“Exodus” contains many moments of heavy metal inspired songs, while also bringing things down with necessary softer arrangements. The first half of “Cornerstone Away” uses tremolo-pedaled, clean guitar in a supporting role to both Bath and a guest female vocalist. It all changes halfway through when the rest of the band joins in, but the listener is still left with a lasting impression of calmness and the duality of vocals. The following instrumental track “Still Life” also works in much the same way, combining clean and overdriven guitars with complementing bass lines. For a while, the track reminds me of something Polish band Riverside would write, that is, until the technical, speed picking of Frelek comes in. I particularly enjoyed this track because of its mellow, calm nature.
For being a vocalist I’d never heard before this album, I was truly amazed by Henrik Bath and his incredible range. Despite the album being so centered around multiple guitar rhythms, I could not help but focus in on Bath’s vocals on the majority of “Exodus.” With that classic metal flair, his voice dances between mid-register and higher yells beautifully. While songs like “Across The Horizon” show his lower vocals, others songs like “Aberration” allow the listener to be moved by his passionate higher voice. As I enjoyed his fervent voice, I was also interested in the album’s corporation of spoken dialogue. With many songs relating to the theme of love and pain, the use of this commentary from notably historic figures helps to drive the point home.
The two best tracks on “Exodus” are its closing ones, being “Across The Horizon” and the epic nineteen minute title track. “Across The Horizon” starts off slower like some of the preceding tracks, but quickly picks up pace with altering time signature riffs. Towards the end of the song, though, is when the song hits overdrive, with impressive sweep picking and tremolo picking in both rhythm and lead sections. The final track “Exodus” takes you on an exodus of its own through different movements and arrangements. The opening piano and synthesizers gears the listener for a trek as Bath sings lyrics of love, peace, and war. You will experience many different emotions through the nineteen minute track, too many to list on this post. All I can say is to find some decent headphones and rock on.
If I were to have one complaint towards this album (albeit a small one), it would be the lack of notable bass lines. The majority of Lepond’s work on the album simply follows the lead and rhythm guitar, something I noted back in my Symphonic X post previously. Yes, there are moments where he adds in a little fill between sections, but I was craving more of him throughout this album. Hopefully their next album they will be able to utilize Lepond to the extent his talent can offer.

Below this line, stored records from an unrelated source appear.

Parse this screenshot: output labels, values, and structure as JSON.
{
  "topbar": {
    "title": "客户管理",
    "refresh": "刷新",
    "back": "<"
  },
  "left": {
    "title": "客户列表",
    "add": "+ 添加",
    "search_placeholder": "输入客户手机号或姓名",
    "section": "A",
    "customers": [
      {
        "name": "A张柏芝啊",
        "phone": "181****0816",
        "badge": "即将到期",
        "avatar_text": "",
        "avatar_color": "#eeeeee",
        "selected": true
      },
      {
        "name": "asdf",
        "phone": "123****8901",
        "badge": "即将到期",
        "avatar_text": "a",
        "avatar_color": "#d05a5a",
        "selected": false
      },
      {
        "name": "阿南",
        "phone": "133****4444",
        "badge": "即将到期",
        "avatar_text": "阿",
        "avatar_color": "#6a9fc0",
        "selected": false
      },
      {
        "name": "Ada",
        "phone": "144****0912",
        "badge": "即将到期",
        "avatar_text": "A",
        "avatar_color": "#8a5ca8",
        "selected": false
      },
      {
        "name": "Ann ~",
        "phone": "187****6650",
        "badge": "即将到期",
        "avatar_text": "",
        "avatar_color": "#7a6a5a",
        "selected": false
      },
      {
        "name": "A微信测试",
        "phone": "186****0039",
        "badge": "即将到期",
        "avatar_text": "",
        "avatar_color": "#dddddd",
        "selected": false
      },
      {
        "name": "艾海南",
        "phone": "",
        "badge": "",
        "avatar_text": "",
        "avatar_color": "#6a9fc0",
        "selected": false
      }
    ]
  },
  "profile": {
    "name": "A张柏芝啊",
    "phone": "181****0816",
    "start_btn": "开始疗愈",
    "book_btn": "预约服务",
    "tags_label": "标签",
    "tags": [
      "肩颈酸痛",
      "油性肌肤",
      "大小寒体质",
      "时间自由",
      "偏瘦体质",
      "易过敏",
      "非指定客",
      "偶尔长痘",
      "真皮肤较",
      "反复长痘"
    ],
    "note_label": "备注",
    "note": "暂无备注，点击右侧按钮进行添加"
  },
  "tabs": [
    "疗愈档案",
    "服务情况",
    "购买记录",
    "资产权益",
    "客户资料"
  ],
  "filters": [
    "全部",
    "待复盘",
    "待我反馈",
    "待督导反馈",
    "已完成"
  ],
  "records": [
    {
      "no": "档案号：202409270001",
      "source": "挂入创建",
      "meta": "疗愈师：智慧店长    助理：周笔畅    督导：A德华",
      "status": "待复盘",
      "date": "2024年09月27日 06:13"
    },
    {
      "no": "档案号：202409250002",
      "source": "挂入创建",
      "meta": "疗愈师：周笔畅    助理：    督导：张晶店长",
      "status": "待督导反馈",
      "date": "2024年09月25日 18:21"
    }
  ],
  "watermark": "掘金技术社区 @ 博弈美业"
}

I am thoroughly impressed with supergroup Waken Eyes’ first release “Exodus.” It’s got all of the necessary artistry that comes with progressive rock and metal, but can also invoke moments of headbanging found in heavy metal. I recommend this album to anyone who already listens to each member’s original bands, but for those who are also fans of bands like Dream Theater, Circus Maximus, Fates Warning, and Kamelot. Please support Waken Eyes by purchasing their album when it’s available on October 30th, and by following them on Facebook for band updates. I’m not sure if they will be supporting this album with any tour, but you can all guarantee I will let you know, and will be one of the first ticket holders for the closest concert to San Diego.
What do you think of Waken Eyes’ “Exodus”? Sound off below!